[[ Information given open ]]
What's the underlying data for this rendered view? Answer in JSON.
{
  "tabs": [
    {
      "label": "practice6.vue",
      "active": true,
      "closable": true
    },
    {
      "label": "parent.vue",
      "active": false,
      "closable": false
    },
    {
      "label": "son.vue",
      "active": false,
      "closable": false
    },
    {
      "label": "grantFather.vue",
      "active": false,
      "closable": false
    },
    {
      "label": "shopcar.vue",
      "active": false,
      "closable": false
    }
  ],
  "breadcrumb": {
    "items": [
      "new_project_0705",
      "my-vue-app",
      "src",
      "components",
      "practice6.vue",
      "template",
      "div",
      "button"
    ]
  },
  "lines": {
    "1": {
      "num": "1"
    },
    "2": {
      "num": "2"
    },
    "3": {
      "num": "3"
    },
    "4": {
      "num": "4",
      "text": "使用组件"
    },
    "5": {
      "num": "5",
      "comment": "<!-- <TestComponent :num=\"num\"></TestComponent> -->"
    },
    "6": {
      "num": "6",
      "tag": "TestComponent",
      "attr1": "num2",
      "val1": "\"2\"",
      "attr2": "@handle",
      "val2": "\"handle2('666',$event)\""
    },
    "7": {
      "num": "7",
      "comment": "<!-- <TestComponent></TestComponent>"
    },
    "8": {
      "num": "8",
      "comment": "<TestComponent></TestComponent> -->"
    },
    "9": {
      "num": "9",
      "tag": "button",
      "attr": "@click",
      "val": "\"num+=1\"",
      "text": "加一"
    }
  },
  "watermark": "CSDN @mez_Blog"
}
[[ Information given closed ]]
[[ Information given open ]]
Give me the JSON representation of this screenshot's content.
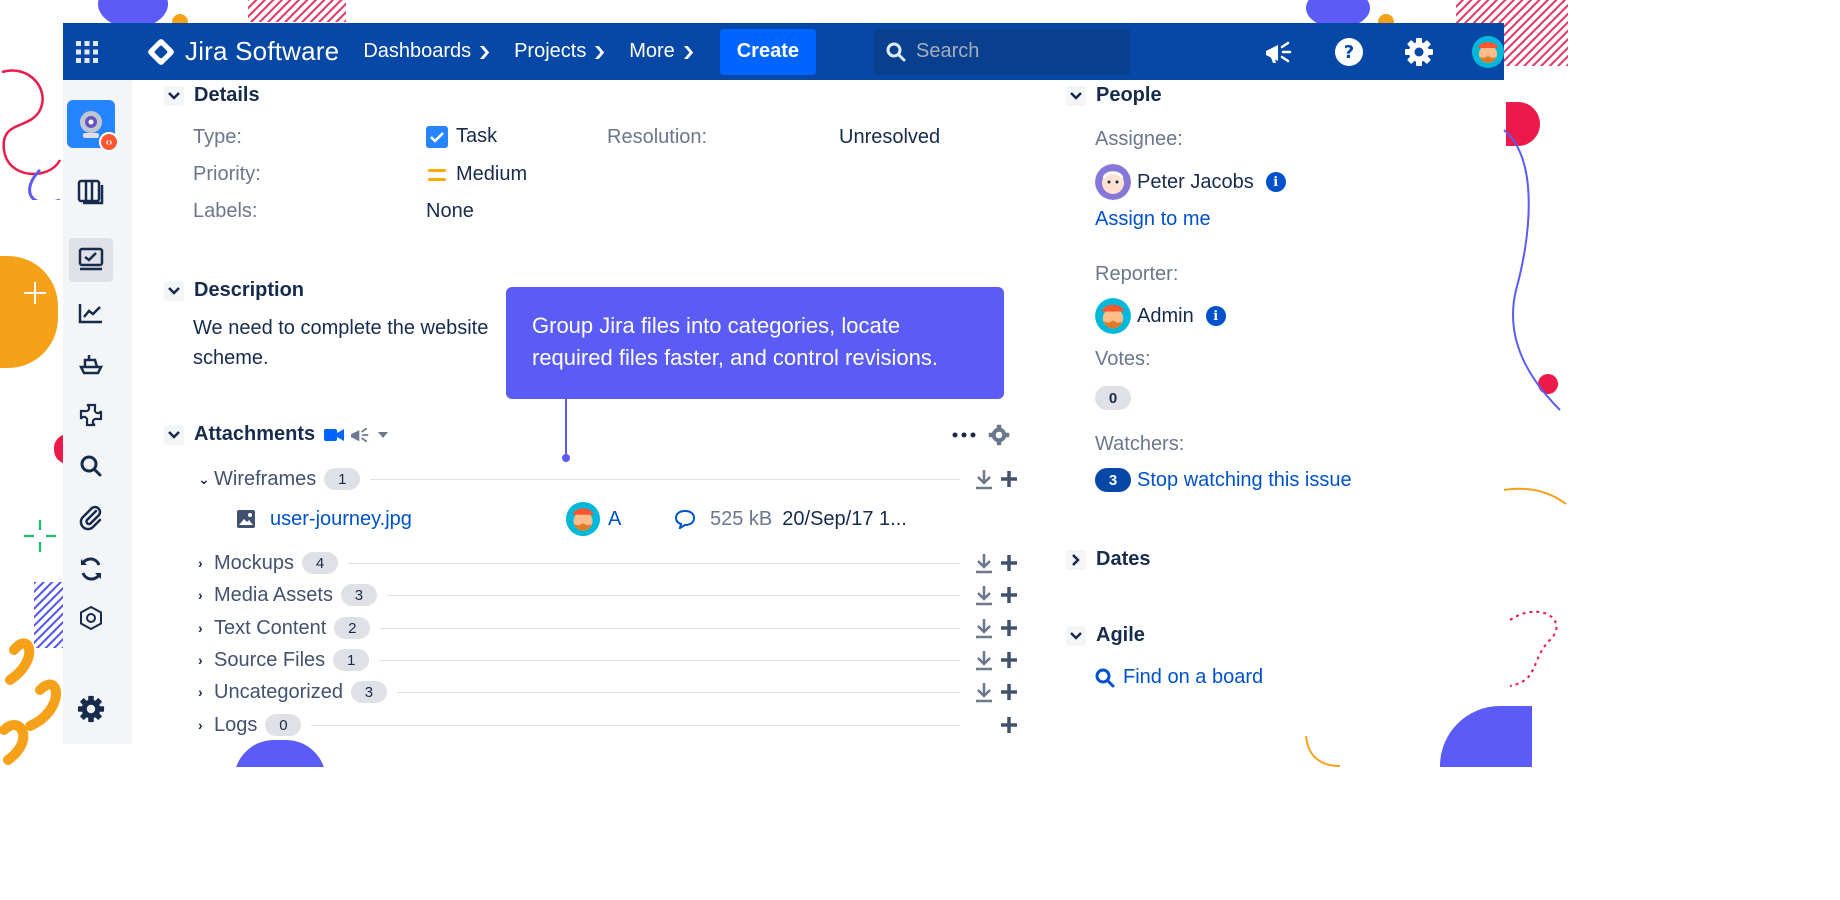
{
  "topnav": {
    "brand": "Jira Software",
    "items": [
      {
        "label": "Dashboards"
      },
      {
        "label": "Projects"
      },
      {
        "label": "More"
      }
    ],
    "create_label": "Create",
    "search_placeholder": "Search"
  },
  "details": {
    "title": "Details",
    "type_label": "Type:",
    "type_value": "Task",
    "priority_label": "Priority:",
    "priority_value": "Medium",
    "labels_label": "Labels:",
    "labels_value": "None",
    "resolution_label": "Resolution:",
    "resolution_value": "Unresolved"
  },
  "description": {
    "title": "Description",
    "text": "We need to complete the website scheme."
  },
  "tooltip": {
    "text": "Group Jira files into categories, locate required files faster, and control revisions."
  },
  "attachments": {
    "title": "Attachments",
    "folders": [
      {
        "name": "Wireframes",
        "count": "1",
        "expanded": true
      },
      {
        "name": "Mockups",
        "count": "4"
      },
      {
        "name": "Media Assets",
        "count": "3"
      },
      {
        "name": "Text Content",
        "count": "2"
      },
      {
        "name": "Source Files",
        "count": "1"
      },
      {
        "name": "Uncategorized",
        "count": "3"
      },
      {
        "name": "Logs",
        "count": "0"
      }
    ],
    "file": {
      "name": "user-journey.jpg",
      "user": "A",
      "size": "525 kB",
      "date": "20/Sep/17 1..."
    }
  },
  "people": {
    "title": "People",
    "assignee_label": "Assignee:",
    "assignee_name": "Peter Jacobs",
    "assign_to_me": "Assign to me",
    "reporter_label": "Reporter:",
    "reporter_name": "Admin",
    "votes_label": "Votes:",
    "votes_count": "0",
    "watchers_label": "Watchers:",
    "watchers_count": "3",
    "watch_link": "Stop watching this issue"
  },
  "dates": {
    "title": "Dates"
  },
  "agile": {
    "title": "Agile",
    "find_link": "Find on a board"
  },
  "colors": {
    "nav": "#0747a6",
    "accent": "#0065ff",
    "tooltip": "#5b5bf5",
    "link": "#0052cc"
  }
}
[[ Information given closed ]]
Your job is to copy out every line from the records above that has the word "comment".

      "comment": "<!-- <TestComponent :num=\"num\"></TestComponent> -->"
      "comment": "<!-- <TestComponent></TestComponent>"
      "comment": "<TestComponent></TestComponent> -->"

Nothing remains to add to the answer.